#### PROBLEM TO SOLVE
Output all of the records again, exactly as written.

#### SOURCE DATA

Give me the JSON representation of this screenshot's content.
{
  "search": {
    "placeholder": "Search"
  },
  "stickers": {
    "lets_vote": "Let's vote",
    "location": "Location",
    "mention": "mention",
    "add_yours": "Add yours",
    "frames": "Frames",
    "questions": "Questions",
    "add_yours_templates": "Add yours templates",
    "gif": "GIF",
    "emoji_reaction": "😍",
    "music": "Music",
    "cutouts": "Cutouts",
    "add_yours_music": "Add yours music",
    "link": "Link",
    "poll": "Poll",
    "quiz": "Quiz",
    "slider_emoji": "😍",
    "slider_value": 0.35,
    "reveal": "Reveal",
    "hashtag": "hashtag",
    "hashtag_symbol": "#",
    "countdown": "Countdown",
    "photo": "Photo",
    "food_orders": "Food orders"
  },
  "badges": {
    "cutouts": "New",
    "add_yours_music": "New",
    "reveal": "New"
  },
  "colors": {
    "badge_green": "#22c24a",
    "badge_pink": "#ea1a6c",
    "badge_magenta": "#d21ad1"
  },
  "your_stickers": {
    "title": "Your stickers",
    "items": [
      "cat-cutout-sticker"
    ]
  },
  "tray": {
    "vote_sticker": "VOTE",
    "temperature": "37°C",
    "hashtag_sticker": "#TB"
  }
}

#### SOLUTION TO THE EXERCISE
Give me the JSON representation of this screenshot's content.
{
  "search": {
    "placeholder": "Search"
  },
  "stickers": {
    "lets_vote": "Let's vote",
    "location": "Location",
    "mention": "mention",
    "add_yours": "Add yours",
    "frames": "Frames",
    "questions": "Questions",
    "add_yours_templates": "Add yours templates",
    "gif": "GIF",
    "emoji_reaction": "😍",
    "music": "Music",
    "cutouts": "Cutouts",
    "add_yours_music": "Add yours music",
    "link": "Link",
    "poll": "Poll",
    "quiz": "Quiz",
    "slider_emoji": "😍",
    "slider_value": 0.35,
    "reveal": "Reveal",
    "hashtag": "hashtag",
    "hashtag_symbol": "#",
    "countdown": "Countdown",
    "photo": "Photo",
    "food_orders": "Food orders"
  },
  "badges": {
    "cutouts": "New",
    "add_yours_music": "New",
    "reveal": "New"
  },
  "colors": {
    "badge_green": "#22c24a",
    "badge_pink": "#ea1a6c",
    "badge_magenta": "#d21ad1"
  },
  "your_stickers": {
    "title": "Your stickers",
    "items": [
      "cat-cutout-sticker"
    ]
  },
  "tray": {
    "vote_sticker": "VOTE",
    "temperature": "37°C",
    "hashtag_sticker": "#TB"
  }
}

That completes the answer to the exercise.